Slough Borough Council is supporting International Day of Zero Tolerance for Female Genital Mutilation (FGM) on February 6, by raising awareness of the support available to anyone affected by FGM.
FGM is described by the World Health Organisation as ‘all procedures that involve partial or total removal of the external female genitalia, or other injury to the female genital organs for non-medical reasons.’
FGM has been a criminal offence in the UK since the Prohibition of Female Circumcision Act 1985, which was later replaced by the Female Genital Mutilation Act 2003. However, despite this, there has only ever been one prosecution related to FGM under this act.
Slough Borough Council works very closely with the Slough Integration Service, East Berkshire CCG, The Garden Clinic, Slough Children’s Trust, local GPs, Slough refugee support and Frimley Health Care Foundation Trust to raise awareness within the local community that FGM is illegal and constitutes child abuse.
The partners also work to support women who have had the procedure carried out in their country of origin, and, provide advice and training to practitioners to ensure they can identify when a child is at risk of FGM, and respond quickly to protect the child.

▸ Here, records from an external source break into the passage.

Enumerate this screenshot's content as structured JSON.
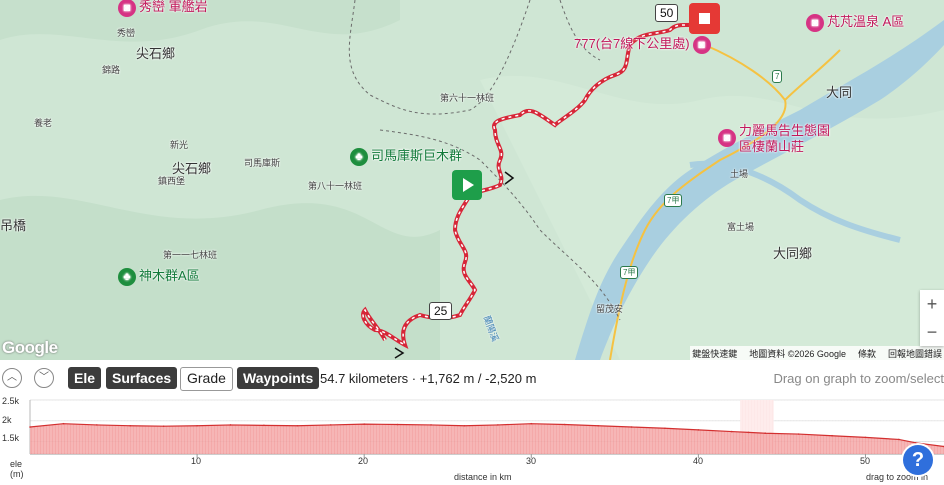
{
  "map": {
    "poi": {
      "xiuluan": "秀巒 軍艦岩",
      "xiuluan_small": "秀巒",
      "jianshi_village_top": "尖石鄉",
      "jinlu": "錦路",
      "guilao": "養老",
      "xinguang": "新光",
      "jianshi_village": "尖石鄉",
      "zhenxibao": "鎮西堡",
      "simakusi_small": "司馬庫斯",
      "simakusi_trees": "司馬庫斯巨木群",
      "forest_61": "第六十一林班",
      "forest_81": "第八十一林班",
      "forest_117": "第一一七林班",
      "shenmuqun": "神木群A區",
      "diaoqiao": "吊橋",
      "km777": "777(台7線下公里處)",
      "fanfan": "芃芃溫泉 A區",
      "datong": "大同",
      "lilimagao": "力麗馬告生態園區棲蘭山莊",
      "tuchang": "土場",
      "xiatuchang": "富土場",
      "datong_village": "大同鄉",
      "liumaoan": "留茂安",
      "lanyangxi": "蘭陽溪"
    },
    "route_shields": [
      "7",
      "7甲",
      "7甲"
    ],
    "km_flags": [
      "50",
      "25"
    ],
    "google_logo": "Google",
    "attribution": {
      "shortcuts": "鍵盤快速鍵",
      "map_data": "地圖資料 ©2026 Google",
      "terms": "條款",
      "report": "回報地圖錯誤"
    },
    "zoom": {
      "in": "+",
      "out": "−"
    }
  },
  "toolbar": {
    "collapse_up": "︿",
    "collapse_down": "﹀",
    "tabs": [
      {
        "label": "Ele",
        "active": true
      },
      {
        "label": "Surfaces",
        "active": true
      },
      {
        "label": "Grade",
        "active": false
      },
      {
        "label": "Waypoints",
        "active": true
      }
    ],
    "stats": "54.7 kilometers · +1,762 m / -2,520 m",
    "hint": "Drag on graph to zoom/select"
  },
  "chart_data": {
    "type": "area",
    "title": "",
    "xlabel": "distance in km",
    "ylabel": "ele (m)",
    "y_tick_labels": [
      "2.5k",
      "2k",
      "1.5k"
    ],
    "x_tick_labels": [
      "10",
      "20",
      "30",
      "40",
      "50"
    ],
    "xlim": [
      0,
      54.7
    ],
    "ylim": [
      1200,
      2500
    ],
    "x": [
      0,
      2,
      4,
      6,
      8,
      10,
      12,
      14,
      16,
      18,
      20,
      22,
      24,
      26,
      28,
      30,
      32,
      34,
      36,
      38,
      40,
      42,
      43,
      44,
      46,
      48,
      50,
      52,
      53,
      54.7
    ],
    "y": [
      1850,
      1930,
      1900,
      1880,
      1870,
      1880,
      1900,
      1890,
      1880,
      1900,
      1920,
      1910,
      1900,
      1880,
      1900,
      1930,
      1910,
      1880,
      1850,
      1820,
      1780,
      1740,
      1720,
      1700,
      1680,
      1640,
      1600,
      1550,
      1470,
      1380
    ],
    "fill_color": "#f29a9a",
    "line_color": "#d32f2f",
    "highlight_range_km": [
      42.5,
      44.5
    ]
  },
  "graph": {
    "bottom_right_hint": "drag to zoom in",
    "help": "?"
  }
}
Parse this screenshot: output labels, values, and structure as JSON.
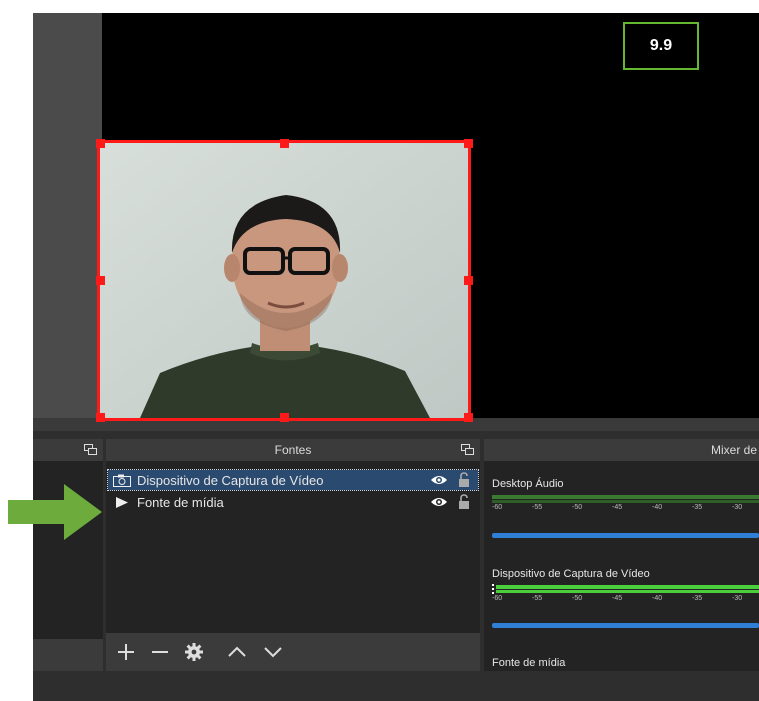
{
  "overlay": {
    "number_label": "9.9"
  },
  "sources_panel": {
    "title": "Fontes",
    "items": [
      {
        "label": "Dispositivo de Captura de Vídeo",
        "icon": "camera-icon",
        "selected": true
      },
      {
        "label": "Fonte de mídia",
        "icon": "play-icon",
        "selected": false
      }
    ],
    "toolbar": [
      "plus-icon",
      "minus-icon",
      "gear-icon",
      "chevron-up-icon",
      "chevron-down-icon"
    ]
  },
  "mixer_panel": {
    "title": "Mixer de",
    "channels": [
      {
        "name": "Desktop Áudio"
      },
      {
        "name": "Dispositivo de Captura de Vídeo"
      },
      {
        "name": "Fonte de mídia"
      }
    ],
    "scale": [
      "-60",
      "-55",
      "-50",
      "-45",
      "-40",
      "-35",
      "-30"
    ]
  },
  "colors": {
    "selection": "#ff1a1a",
    "accent": "#64b832",
    "slider": "#2f7fd6",
    "meter": "#4ccf3d"
  }
}
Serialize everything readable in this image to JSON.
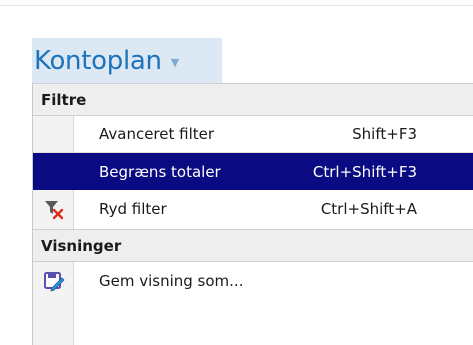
{
  "header": {
    "title": "Kontoplan",
    "caret_icon": "chevron-down-icon"
  },
  "menu": {
    "sections": [
      {
        "label": "Filtre",
        "items": [
          {
            "label": "Avanceret filter",
            "shortcut": "Shift+F3",
            "icon": null,
            "selected": false
          },
          {
            "label": "Begræns totaler",
            "shortcut": "Ctrl+Shift+F3",
            "icon": null,
            "selected": true
          },
          {
            "label": "Ryd filter",
            "shortcut": "Ctrl+Shift+A",
            "icon": "clear-filter-icon",
            "selected": false
          }
        ]
      },
      {
        "label": "Visninger",
        "items": [
          {
            "label": "Gem visning som...",
            "shortcut": "",
            "icon": "save-view-icon",
            "selected": false
          }
        ]
      }
    ]
  },
  "colors": {
    "title_text": "#1e73b9",
    "title_bg": "#dce9f5",
    "selection_bg": "#0a0a82",
    "header_bg": "#eeeeee",
    "gutter_bg": "#f3f3f3"
  }
}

Cllr Pavitar K Mann, cabinet member for consumer protection and regulation, said: “We want to make sure we do everything we can to stop this barbaric practice happening to girls and women in Slough. This is why we are supporting the #EndFGM campaign.
“Not only it is illegal, it inflicts severe pain and causes health and fertility complications for women later in life. It is a violation of the human rights of girls and women and has to stop, now.”
If you have been affected by FGM or any other harmful practice, or know anyone at risk of FGM, visit: wwwsloughfamilyservices.org.uk and type in FGM in the search field. There are a range of organisations listed that can provide help and advice.